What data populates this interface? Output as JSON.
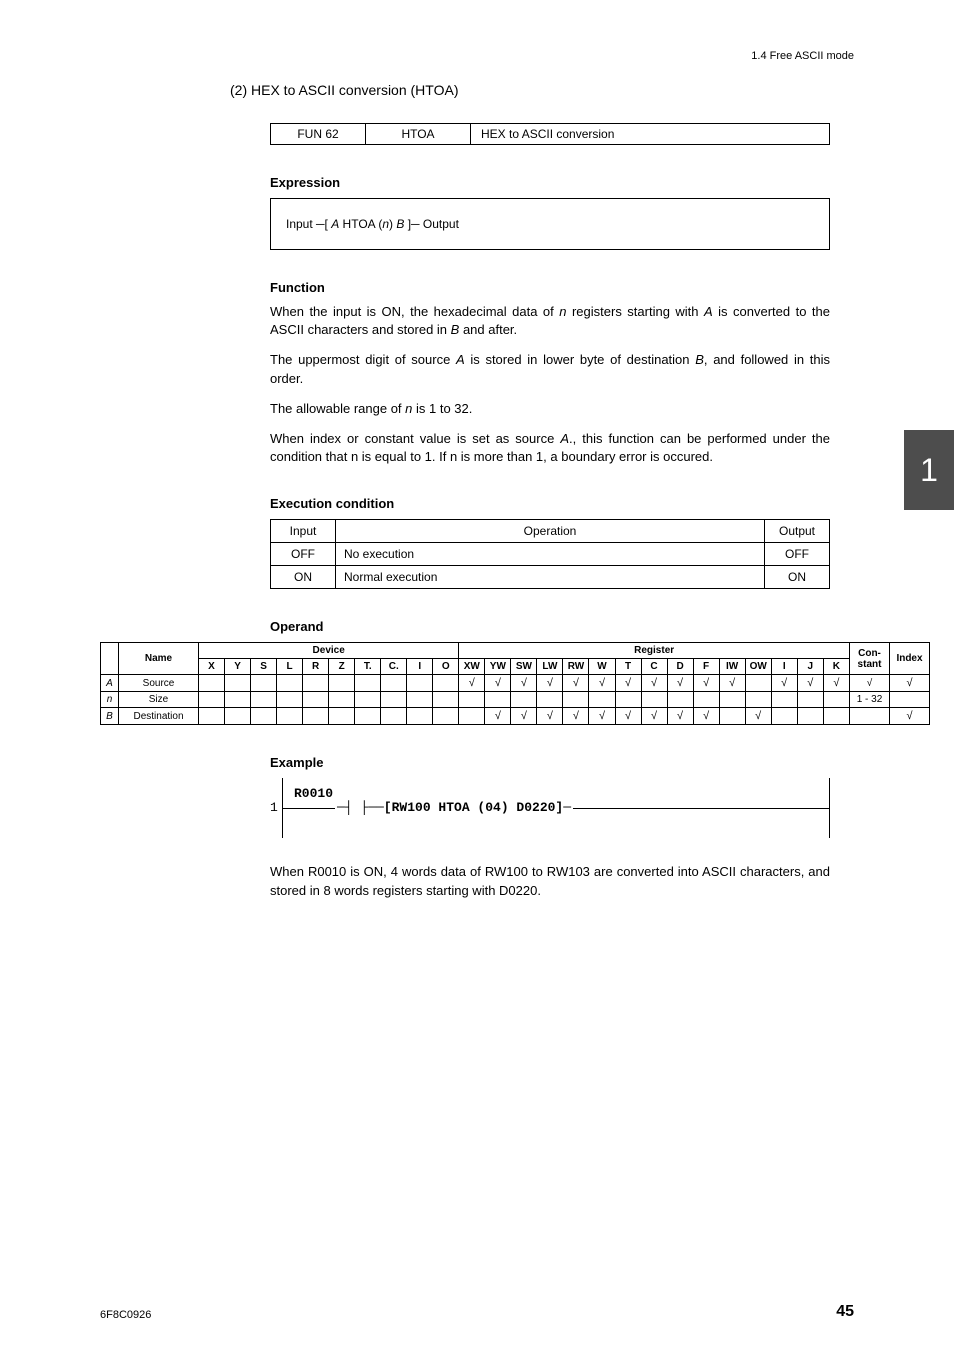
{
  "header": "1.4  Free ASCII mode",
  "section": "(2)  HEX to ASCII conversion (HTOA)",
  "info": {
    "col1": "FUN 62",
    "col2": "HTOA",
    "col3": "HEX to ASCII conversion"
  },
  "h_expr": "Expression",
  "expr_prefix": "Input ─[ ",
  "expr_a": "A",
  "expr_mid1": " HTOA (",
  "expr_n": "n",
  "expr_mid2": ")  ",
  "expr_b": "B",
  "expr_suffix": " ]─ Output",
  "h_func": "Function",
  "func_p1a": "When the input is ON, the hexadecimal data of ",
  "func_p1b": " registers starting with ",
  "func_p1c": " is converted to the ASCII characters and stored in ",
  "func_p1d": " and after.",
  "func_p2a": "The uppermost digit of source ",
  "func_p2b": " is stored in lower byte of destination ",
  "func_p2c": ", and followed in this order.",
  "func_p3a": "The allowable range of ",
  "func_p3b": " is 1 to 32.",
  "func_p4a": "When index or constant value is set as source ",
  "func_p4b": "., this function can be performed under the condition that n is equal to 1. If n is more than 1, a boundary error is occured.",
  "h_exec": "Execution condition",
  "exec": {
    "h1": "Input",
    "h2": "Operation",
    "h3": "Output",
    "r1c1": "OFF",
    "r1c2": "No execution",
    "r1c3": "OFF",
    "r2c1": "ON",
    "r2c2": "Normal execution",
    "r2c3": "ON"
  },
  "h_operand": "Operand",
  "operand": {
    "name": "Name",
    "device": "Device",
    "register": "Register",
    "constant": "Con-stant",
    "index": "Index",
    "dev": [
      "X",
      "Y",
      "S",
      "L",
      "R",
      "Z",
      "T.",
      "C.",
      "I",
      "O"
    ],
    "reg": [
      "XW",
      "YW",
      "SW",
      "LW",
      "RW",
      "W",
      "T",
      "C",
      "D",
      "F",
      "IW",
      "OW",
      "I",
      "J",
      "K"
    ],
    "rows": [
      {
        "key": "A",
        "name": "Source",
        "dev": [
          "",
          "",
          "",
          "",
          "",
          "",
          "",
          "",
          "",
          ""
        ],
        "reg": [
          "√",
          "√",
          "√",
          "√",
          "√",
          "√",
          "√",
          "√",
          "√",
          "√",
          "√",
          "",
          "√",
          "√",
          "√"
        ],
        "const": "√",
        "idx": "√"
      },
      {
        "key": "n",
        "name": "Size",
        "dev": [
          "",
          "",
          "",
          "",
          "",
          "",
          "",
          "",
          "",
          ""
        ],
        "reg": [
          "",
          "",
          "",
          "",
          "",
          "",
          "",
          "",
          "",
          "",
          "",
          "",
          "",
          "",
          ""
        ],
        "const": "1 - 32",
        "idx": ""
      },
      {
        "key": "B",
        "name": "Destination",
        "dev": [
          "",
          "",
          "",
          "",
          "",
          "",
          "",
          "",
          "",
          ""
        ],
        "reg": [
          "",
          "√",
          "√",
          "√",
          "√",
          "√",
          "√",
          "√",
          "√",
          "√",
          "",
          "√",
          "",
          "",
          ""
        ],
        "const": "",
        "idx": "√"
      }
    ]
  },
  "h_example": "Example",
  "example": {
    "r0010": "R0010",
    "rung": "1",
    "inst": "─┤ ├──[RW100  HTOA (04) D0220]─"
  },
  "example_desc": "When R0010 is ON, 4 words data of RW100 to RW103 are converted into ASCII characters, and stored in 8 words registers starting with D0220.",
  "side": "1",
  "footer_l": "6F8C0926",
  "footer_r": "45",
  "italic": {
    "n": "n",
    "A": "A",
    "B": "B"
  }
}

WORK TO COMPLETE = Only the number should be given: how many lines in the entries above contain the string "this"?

WORKED SOLUTION = 3